ROCHESTER, Minn. -- Researchers at Mayo Clinic have reported a causal link between senescent cells -- cells that accumulate with age and contribute to frailty and disease -- and osteoarthritis in mice. Their findings appear online in The Journals of Gerontology, Series A Biological Sciences and Medical Sciences . Osteoarthritis is the leading form of arthritis in the elderly, causing pain, disability and immobility. The disease impacted 30.8 million adults ...
EurekAlert - Thu. Aug 11
Could suppression of Gαq/11 signaling be a promising target for treating bone ...
Intermittent parathyroid hormone treatment iPTH and mechanical loading through exercise have both been shown to stimulate bone formation. These osteoanabolic stimuli are partially mediated by G protein-coupled receptors. Previous studies have suggested that enhanced signalling through the G 945 q 11 pathway inhibits the bone-building actions of PTH, however the influence of enhanced G 945 q 11 pathway on exercise has not been reported in vivo. In a new stu ...
EurekAlert - Tue. Aug 9
Don't freestyle 'swimmer's shoulder' injuries
ROSEMONT, Ill. August 4, 2016 --Elite and competitive swimmers log between 60,000 and 80,000 meters weekly--swimming the length of an Olympic-sized pool 1,200 times--which places significant stress on their shoulder joints. The upper body provides 90 percent of the propulsive force to move through the water. Due to the amount of force generated and the range of motion required to swim efficiently, the shoulder needs to have perfect mechanics to avoid injur ...
EurekAlert - Fri. Aug 5
Teamwork, communication training recommended to ensure surgical safety
ROSEMONT, Ill. Aug. 5, 2016 --Patient safety before, during, and after surgery requires an appropriately educated, committed and empowered health care team, according to recommendations being presented today at the inaugural National Surgical Patient Safety Summit NSPSS . The two-day event, which includes more than 100 representatives from medical professional associations, insurers, health care systems, payers and government agencies, is sponsored by the ...
EurekAlert - Fri. Aug 5
Why you're stiff in the morning: Your body suppresses inflammation when you sl...

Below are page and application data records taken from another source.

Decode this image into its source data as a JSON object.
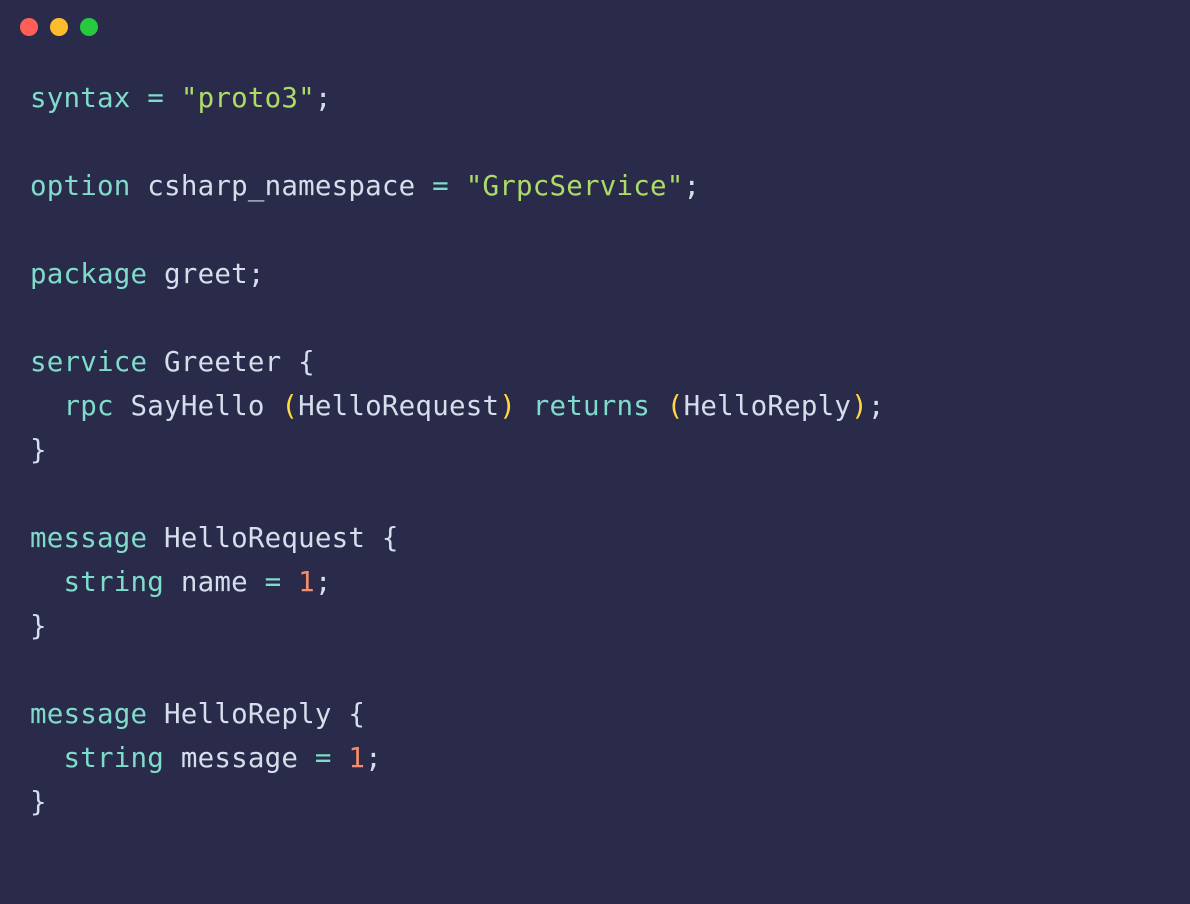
{
  "colors": {
    "background": "#2a2a4a",
    "traffic_red": "#ff5f56",
    "traffic_yellow": "#ffbd2e",
    "traffic_green": "#27c93f",
    "keyword": "#7fdbca",
    "identifier": "#d6deeb",
    "operator": "#7fdbca",
    "string": "#addb67",
    "punctuation": "#d6deeb",
    "paren": "#ffd93d",
    "number": "#f78c6c"
  },
  "code": {
    "line1": {
      "kw": "syntax",
      "op": " = ",
      "str": "\"proto3\"",
      "punc": ";"
    },
    "line2": "",
    "line3": {
      "kw": "option",
      "ident": " csharp_namespace ",
      "op": "= ",
      "str": "\"GrpcService\"",
      "punc": ";"
    },
    "line4": "",
    "line5": {
      "kw": "package",
      "ident": " greet",
      "punc": ";"
    },
    "line6": "",
    "line7": {
      "kw": "service",
      "ident": " Greeter ",
      "brace": "{"
    },
    "line8": {
      "indent": "  ",
      "kw": "rpc",
      "ident1": " SayHello ",
      "lp1": "(",
      "arg1": "HelloRequest",
      "rp1": ")",
      "kw2": " returns ",
      "lp2": "(",
      "arg2": "HelloReply",
      "rp2": ")",
      "punc": ";"
    },
    "line9": {
      "brace": "}"
    },
    "line10": "",
    "line11": {
      "kw": "message",
      "ident": " HelloRequest ",
      "brace": "{"
    },
    "line12": {
      "indent": "  ",
      "kw": "string",
      "ident": " name ",
      "op": "= ",
      "num": "1",
      "punc": ";"
    },
    "line13": {
      "brace": "}"
    },
    "line14": "",
    "line15": {
      "kw": "message",
      "ident": " HelloReply ",
      "brace": "{"
    },
    "line16": {
      "indent": "  ",
      "kw": "string",
      "ident": " message ",
      "op": "= ",
      "num": "1",
      "punc": ";"
    },
    "line17": {
      "brace": "}"
    }
  }
}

New research published online in The FASEB Journal , describes a protein created by the body s biological clock that actively represses inflammatory pathways within the affected limbs during the night. This protein, called CRYPTOCHROME, has proven anti-inflammatory effects in cultured cells and presents new opportunities for the development of drugs that may be used to treat inflammatory diseases and conditions, such as arthritis. By understanding how the ...
EurekAlert - Fri. Aug 5

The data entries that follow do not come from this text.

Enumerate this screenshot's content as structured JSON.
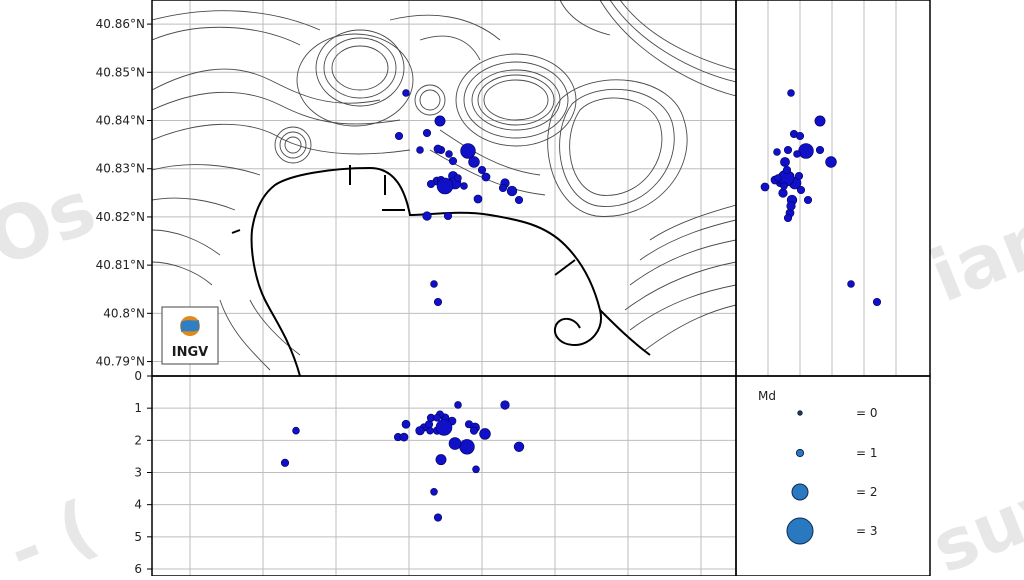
{
  "logo": {
    "text": "INGV"
  },
  "watermark": {
    "left": "Os",
    "right": "ian",
    "bottom_left": "- (",
    "bottom_right": "suv"
  },
  "colors": {
    "event": "#1010c8",
    "event_stroke": "#000060",
    "legend_fill": "#2a78c0",
    "contour": "#4a4a4a",
    "coast": "#000000",
    "grid": "#bdbdbd"
  },
  "chart_data": {
    "type": "scatter",
    "map": {
      "lat_ticks": [
        "40.86°N",
        "40.85°N",
        "40.84°N",
        "40.83°N",
        "40.82°N",
        "40.81°N",
        "40.8°N",
        "40.79°N"
      ],
      "lat_values": [
        40.86,
        40.85,
        40.84,
        40.83,
        40.82,
        40.81,
        40.8,
        40.79
      ]
    },
    "depth": {
      "ticks": [
        "0",
        "1",
        "2",
        "3",
        "4",
        "5",
        "6"
      ],
      "range": [
        0,
        6
      ]
    },
    "legend": {
      "title": "Md",
      "entries": [
        {
          "label": "= 0",
          "md": 0
        },
        {
          "label": "= 1",
          "md": 1
        },
        {
          "label": "= 2",
          "md": 2
        },
        {
          "label": "= 3",
          "md": 3
        }
      ]
    },
    "events": [
      {
        "md": 0.6
      },
      {
        "md": 0.7
      },
      {
        "md": 1.2
      },
      {
        "md": 0.7
      },
      {
        "md": 0.6
      },
      {
        "md": 0.7
      },
      {
        "md": 2.0
      },
      {
        "md": 0.7
      },
      {
        "md": 1.3
      },
      {
        "md": 1.0
      },
      {
        "md": 0.8
      },
      {
        "md": 1.5
      },
      {
        "md": 0.7
      },
      {
        "md": 0.8
      },
      {
        "md": 0.9
      },
      {
        "md": 1.1
      },
      {
        "md": 0.7
      },
      {
        "md": 0.8
      },
      {
        "md": 0.7
      },
      {
        "md": 0.9
      },
      {
        "md": 0.7
      },
      {
        "md": 0.8
      },
      {
        "md": 2.2
      },
      {
        "md": 0.6
      },
      {
        "md": 0.7
      },
      {
        "md": 0.7
      },
      {
        "md": 0.6
      },
      {
        "md": 0.7
      },
      {
        "md": 0.6
      },
      {
        "md": 0.6
      }
    ]
  }
}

Clinical assessment of muscular fatigue
The Open Orthopaedics Journal recently published Inter-rater Reliability of Sustained Aberrant Movement Patterns as a Clinical Assessment of Muscular Fatigue by Frank Aerts, PT, DSc, OCS, CMPT, CMP, CMET Kathy Carrier, PT, DSc, CLT-LANA and Becky Alwood, OTR, MHS, CLT . A patient s response to a therapeutic exercise program depends on the effectiveness of the program and the value of its delivery system. When utilizing exercise as a therapeutic interventio ...

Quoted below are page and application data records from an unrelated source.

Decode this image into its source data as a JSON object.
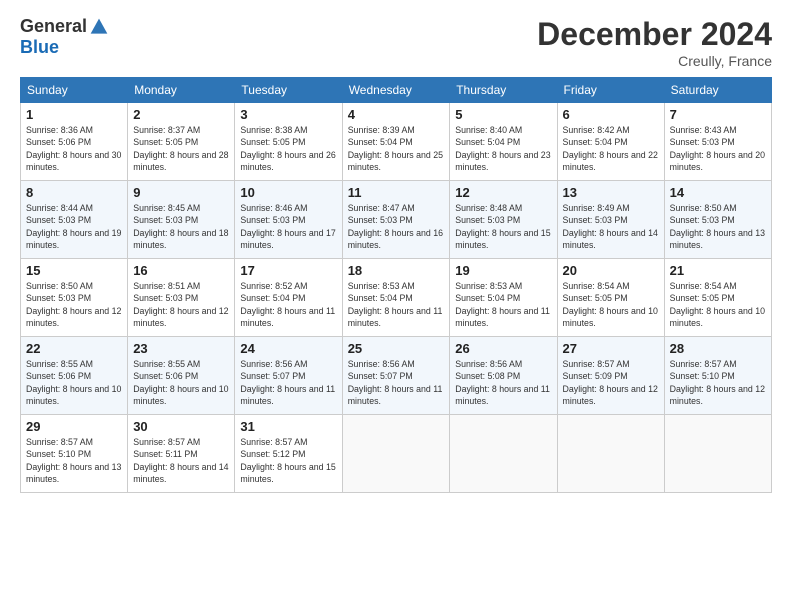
{
  "logo": {
    "general": "General",
    "blue": "Blue"
  },
  "title": "December 2024",
  "location": "Creully, France",
  "weekdays": [
    "Sunday",
    "Monday",
    "Tuesday",
    "Wednesday",
    "Thursday",
    "Friday",
    "Saturday"
  ],
  "weeks": [
    [
      {
        "day": "1",
        "sunrise": "Sunrise: 8:36 AM",
        "sunset": "Sunset: 5:06 PM",
        "daylight": "Daylight: 8 hours and 30 minutes."
      },
      {
        "day": "2",
        "sunrise": "Sunrise: 8:37 AM",
        "sunset": "Sunset: 5:05 PM",
        "daylight": "Daylight: 8 hours and 28 minutes."
      },
      {
        "day": "3",
        "sunrise": "Sunrise: 8:38 AM",
        "sunset": "Sunset: 5:05 PM",
        "daylight": "Daylight: 8 hours and 26 minutes."
      },
      {
        "day": "4",
        "sunrise": "Sunrise: 8:39 AM",
        "sunset": "Sunset: 5:04 PM",
        "daylight": "Daylight: 8 hours and 25 minutes."
      },
      {
        "day": "5",
        "sunrise": "Sunrise: 8:40 AM",
        "sunset": "Sunset: 5:04 PM",
        "daylight": "Daylight: 8 hours and 23 minutes."
      },
      {
        "day": "6",
        "sunrise": "Sunrise: 8:42 AM",
        "sunset": "Sunset: 5:04 PM",
        "daylight": "Daylight: 8 hours and 22 minutes."
      },
      {
        "day": "7",
        "sunrise": "Sunrise: 8:43 AM",
        "sunset": "Sunset: 5:03 PM",
        "daylight": "Daylight: 8 hours and 20 minutes."
      }
    ],
    [
      {
        "day": "8",
        "sunrise": "Sunrise: 8:44 AM",
        "sunset": "Sunset: 5:03 PM",
        "daylight": "Daylight: 8 hours and 19 minutes."
      },
      {
        "day": "9",
        "sunrise": "Sunrise: 8:45 AM",
        "sunset": "Sunset: 5:03 PM",
        "daylight": "Daylight: 8 hours and 18 minutes."
      },
      {
        "day": "10",
        "sunrise": "Sunrise: 8:46 AM",
        "sunset": "Sunset: 5:03 PM",
        "daylight": "Daylight: 8 hours and 17 minutes."
      },
      {
        "day": "11",
        "sunrise": "Sunrise: 8:47 AM",
        "sunset": "Sunset: 5:03 PM",
        "daylight": "Daylight: 8 hours and 16 minutes."
      },
      {
        "day": "12",
        "sunrise": "Sunrise: 8:48 AM",
        "sunset": "Sunset: 5:03 PM",
        "daylight": "Daylight: 8 hours and 15 minutes."
      },
      {
        "day": "13",
        "sunrise": "Sunrise: 8:49 AM",
        "sunset": "Sunset: 5:03 PM",
        "daylight": "Daylight: 8 hours and 14 minutes."
      },
      {
        "day": "14",
        "sunrise": "Sunrise: 8:50 AM",
        "sunset": "Sunset: 5:03 PM",
        "daylight": "Daylight: 8 hours and 13 minutes."
      }
    ],
    [
      {
        "day": "15",
        "sunrise": "Sunrise: 8:50 AM",
        "sunset": "Sunset: 5:03 PM",
        "daylight": "Daylight: 8 hours and 12 minutes."
      },
      {
        "day": "16",
        "sunrise": "Sunrise: 8:51 AM",
        "sunset": "Sunset: 5:03 PM",
        "daylight": "Daylight: 8 hours and 12 minutes."
      },
      {
        "day": "17",
        "sunrise": "Sunrise: 8:52 AM",
        "sunset": "Sunset: 5:04 PM",
        "daylight": "Daylight: 8 hours and 11 minutes."
      },
      {
        "day": "18",
        "sunrise": "Sunrise: 8:53 AM",
        "sunset": "Sunset: 5:04 PM",
        "daylight": "Daylight: 8 hours and 11 minutes."
      },
      {
        "day": "19",
        "sunrise": "Sunrise: 8:53 AM",
        "sunset": "Sunset: 5:04 PM",
        "daylight": "Daylight: 8 hours and 11 minutes."
      },
      {
        "day": "20",
        "sunrise": "Sunrise: 8:54 AM",
        "sunset": "Sunset: 5:05 PM",
        "daylight": "Daylight: 8 hours and 10 minutes."
      },
      {
        "day": "21",
        "sunrise": "Sunrise: 8:54 AM",
        "sunset": "Sunset: 5:05 PM",
        "daylight": "Daylight: 8 hours and 10 minutes."
      }
    ],
    [
      {
        "day": "22",
        "sunrise": "Sunrise: 8:55 AM",
        "sunset": "Sunset: 5:06 PM",
        "daylight": "Daylight: 8 hours and 10 minutes."
      },
      {
        "day": "23",
        "sunrise": "Sunrise: 8:55 AM",
        "sunset": "Sunset: 5:06 PM",
        "daylight": "Daylight: 8 hours and 10 minutes."
      },
      {
        "day": "24",
        "sunrise": "Sunrise: 8:56 AM",
        "sunset": "Sunset: 5:07 PM",
        "daylight": "Daylight: 8 hours and 11 minutes."
      },
      {
        "day": "25",
        "sunrise": "Sunrise: 8:56 AM",
        "sunset": "Sunset: 5:07 PM",
        "daylight": "Daylight: 8 hours and 11 minutes."
      },
      {
        "day": "26",
        "sunrise": "Sunrise: 8:56 AM",
        "sunset": "Sunset: 5:08 PM",
        "daylight": "Daylight: 8 hours and 11 minutes."
      },
      {
        "day": "27",
        "sunrise": "Sunrise: 8:57 AM",
        "sunset": "Sunset: 5:09 PM",
        "daylight": "Daylight: 8 hours and 12 minutes."
      },
      {
        "day": "28",
        "sunrise": "Sunrise: 8:57 AM",
        "sunset": "Sunset: 5:10 PM",
        "daylight": "Daylight: 8 hours and 12 minutes."
      }
    ],
    [
      {
        "day": "29",
        "sunrise": "Sunrise: 8:57 AM",
        "sunset": "Sunset: 5:10 PM",
        "daylight": "Daylight: 8 hours and 13 minutes."
      },
      {
        "day": "30",
        "sunrise": "Sunrise: 8:57 AM",
        "sunset": "Sunset: 5:11 PM",
        "daylight": "Daylight: 8 hours and 14 minutes."
      },
      {
        "day": "31",
        "sunrise": "Sunrise: 8:57 AM",
        "sunset": "Sunset: 5:12 PM",
        "daylight": "Daylight: 8 hours and 15 minutes."
      },
      null,
      null,
      null,
      null
    ]
  ]
}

EurekAlert - Sat. Jul 30
The impact of private sector contracts on NHS provision and treatment inequali...
Patient choice and the use of the private sector for hip surgery in Scotland was found to be associated with a decrease in NHS provision and may have contributed to an increase in age-related and socio-economic treatment inequalities, according to research by Queen Mary University of London QMUL . The study, published in the Journal of Public Health by Oxford University Press, is the first to look at the impact of diverting NHS funds to the private sector ...
EurekAlert - Sat. Jul 30